The city has two emergency funds, the rainy day fund and the emergency subfund, which can be used to pay for unanticipated spending needs or to mitigate cuts during budget downturns. Earlier this month, city budget director Ben Noble estimated that the city could face a revenue shortfall this year of $110 million. Together, both emergency funds total about $125 million.

Council member Tammy Morales, who sponsored the legislation, raised one concern last week that she said she’ll revisit after the funds are allocated and the current crisis has abated: Online application materials for the grants were initially only in English, potentially putting small business owners who don’t speak English as their native language at a disadvantage when applying for the grants.

“When those who don’t speak English have extra barriers put in place in order to participate… [it’s] an example of how often our city government operates with blinders on to anyone who isn’t part of the dominant culture,” Morales said at a council meeting last week.
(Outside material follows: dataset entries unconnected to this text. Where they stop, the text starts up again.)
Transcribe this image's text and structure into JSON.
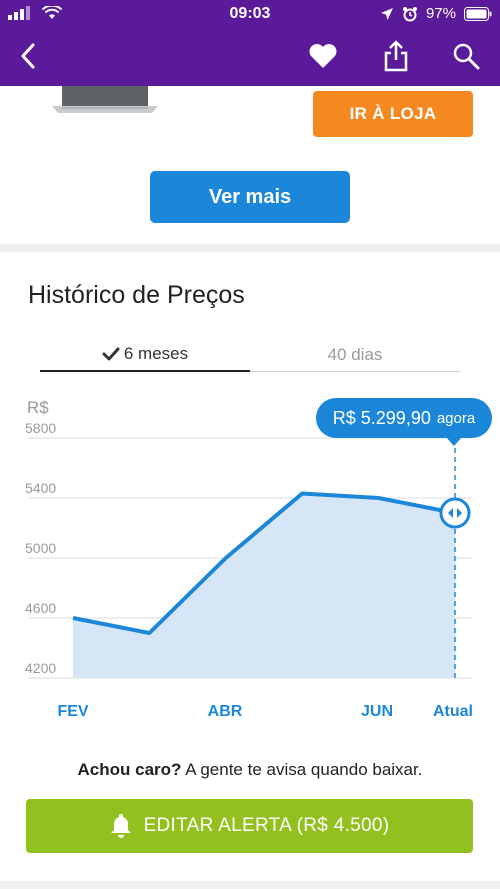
{
  "status_bar": {
    "time": "09:03",
    "battery": "97%"
  },
  "navbar": {
    "icons": [
      "back-icon",
      "heart-icon",
      "share-icon",
      "search-icon"
    ]
  },
  "product": {
    "store_button": "IR À LOJA",
    "more_button": "Ver mais"
  },
  "price_history": {
    "title": "Histórico de Preços",
    "tabs": [
      {
        "label": "6 meses",
        "active": true
      },
      {
        "label": "40 dias",
        "active": false
      }
    ],
    "current_price": "R$ 5.299,90",
    "current_suffix": "agora"
  },
  "chart_data": {
    "type": "area",
    "ylabel": "R$",
    "ylim": [
      4200,
      5800
    ],
    "yticks": [
      4200,
      4600,
      5000,
      5400,
      5800
    ],
    "xticks": [
      "FEV",
      "ABR",
      "JUN",
      "Atual"
    ],
    "x": [
      "FEV",
      "",
      "ABR",
      "",
      "JUN",
      "Atual"
    ],
    "values": [
      4600,
      4500,
      5000,
      5430,
      5400,
      5300
    ],
    "grid": true,
    "colors": {
      "line": "#1c87d8",
      "fill": "#d6e6f6",
      "label": "#1c87d8",
      "tick": "#999999"
    }
  },
  "alert": {
    "question": "Achou caro?",
    "text": " A gente te avisa quando baixar.",
    "button_label": "EDITAR ALERTA (R$ 4.500)"
  },
  "colors": {
    "brand": "#5b1a99",
    "store": "#f5891f",
    "primary": "#1c87d8",
    "alert": "#92c01f"
  }
}
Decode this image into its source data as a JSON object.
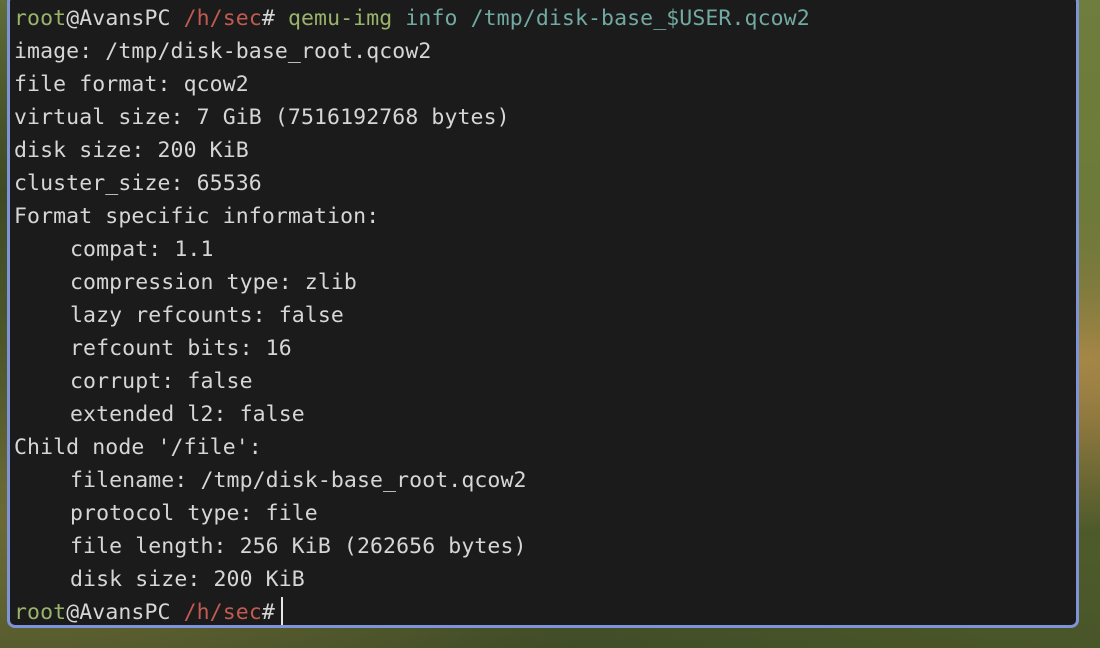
{
  "prompt": {
    "user": "root",
    "at_host": "@AvansPC",
    "cwd": "/h/sec",
    "symbol": "#"
  },
  "command": {
    "program": "qemu-img",
    "subcommand": "info",
    "argument": "/tmp/disk-base_$USER.qcow2"
  },
  "output": {
    "image": "image: /tmp/disk-base_root.qcow2",
    "file_format": "file format: qcow2",
    "virtual_size": "virtual size: 7 GiB (7516192768 bytes)",
    "disk_size": "disk size: 200 KiB",
    "cluster_size": "cluster_size: 65536",
    "format_header": "Format specific information:",
    "compat": "compat: 1.1",
    "compression_type": "compression type: zlib",
    "lazy_refcounts": "lazy refcounts: false",
    "refcount_bits": "refcount bits: 16",
    "corrupt": "corrupt: false",
    "extended_l2": "extended l2: false",
    "child_node": "Child node '/file':",
    "filename": "filename: /tmp/disk-base_root.qcow2",
    "protocol_type": "protocol type: file",
    "file_length": "file length: 256 KiB (262656 bytes)",
    "child_disk_size": "disk size: 200 KiB"
  },
  "colors": {
    "window_border": "#7f93d9",
    "terminal_bg": "#1b1b1b",
    "user_green": "#99b36b",
    "path_red": "#c25a52",
    "arg_teal": "#72a9a2",
    "text": "#d6d6d6"
  }
}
But, “rather than slow down the disbursement of this particular fund, I’m asking that we hear back from the [Office of Economic Development] this summer on how these funds were distributed” to make sure that non-English-speaking business owners had equal access to the funds.